**What you should do**
Every line that contains "JSON" must be located and copied from the data.

(Web page and app entries)
________________

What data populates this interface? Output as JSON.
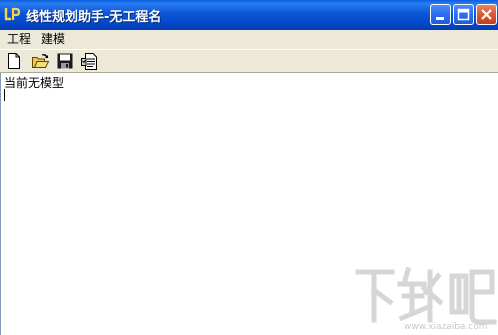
{
  "window": {
    "title": "线性规划助手-无工程名",
    "icon": "app-lp-icon",
    "controls": [
      "minimize-icon",
      "maximize-icon",
      "close-icon"
    ]
  },
  "menu": {
    "items": [
      {
        "label": "工程"
      },
      {
        "label": "建模"
      }
    ]
  },
  "toolbar": {
    "buttons": [
      {
        "icon": "new-file-icon"
      },
      {
        "icon": "open-folder-icon"
      },
      {
        "icon": "save-disk-icon"
      },
      {
        "icon": "properties-icon"
      }
    ]
  },
  "editor": {
    "text": "当前无模型"
  },
  "watermark": {
    "logo": "下载吧",
    "site": "www.xiazaiba.com"
  },
  "colors": {
    "titlebar": "#0b56d8",
    "menubar": "#ece9d8",
    "editor_bg": "#ffffff"
  }
}
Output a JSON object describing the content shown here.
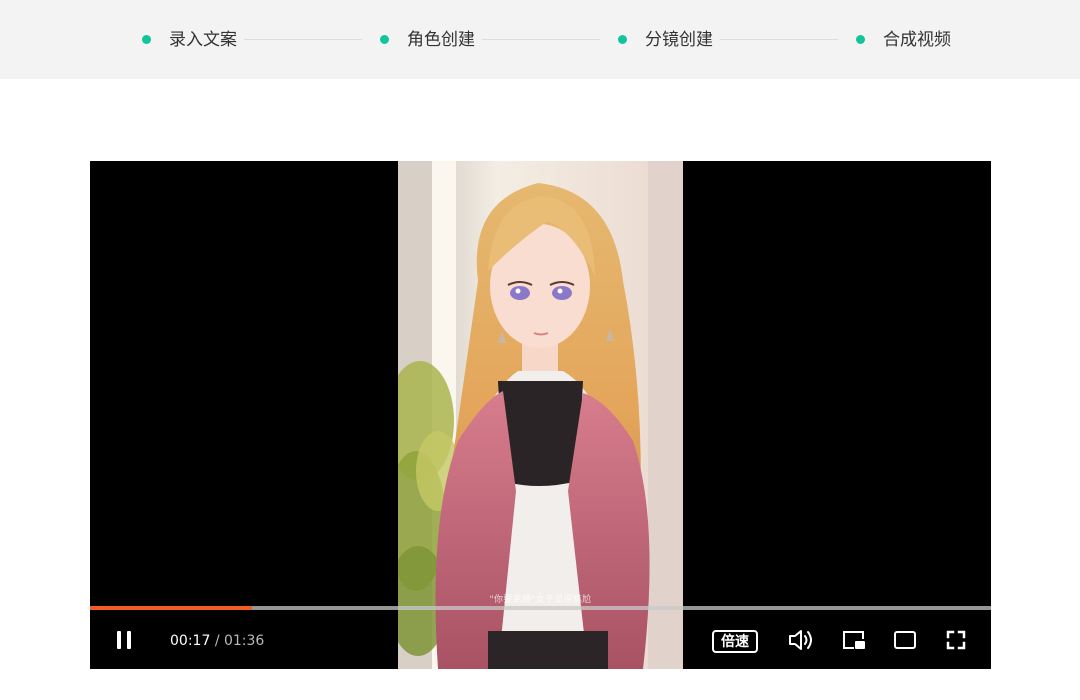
{
  "stepper": {
    "steps": [
      {
        "label": "录入文案"
      },
      {
        "label": "角色创建"
      },
      {
        "label": "分镜创建"
      },
      {
        "label": "合成视频"
      }
    ],
    "accent_color": "#12c49a"
  },
  "player": {
    "subtitle": "\"你要离婚\"女子显得尴尬",
    "current_time": "00:17",
    "separator": "/",
    "duration": "01:36",
    "progress_fraction": 0.18,
    "progress_color": "#f05d24",
    "speed_label": "倍速",
    "icons": [
      "pause-icon",
      "volume-icon",
      "picture-in-picture-icon",
      "widescreen-icon",
      "fullscreen-icon"
    ]
  }
}
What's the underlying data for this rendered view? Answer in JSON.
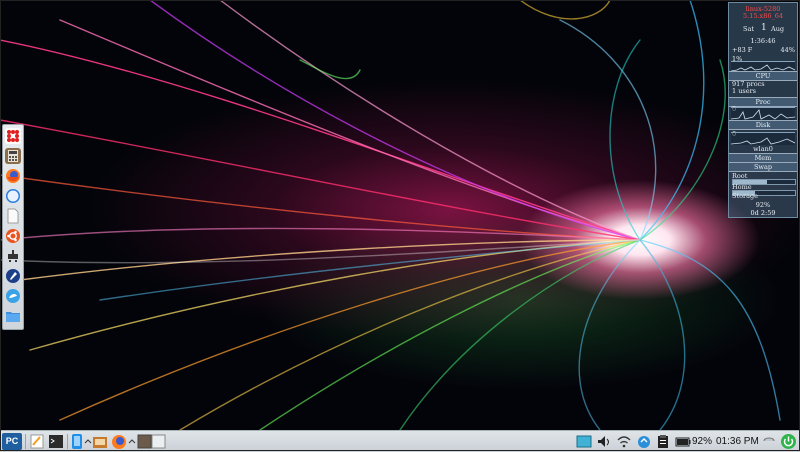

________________

**Task solution**
What data populates this interface? Output as JSON.
Output a JSON object describing the content shown here.
What's the underlying data for this rendered view? Answer in JSON.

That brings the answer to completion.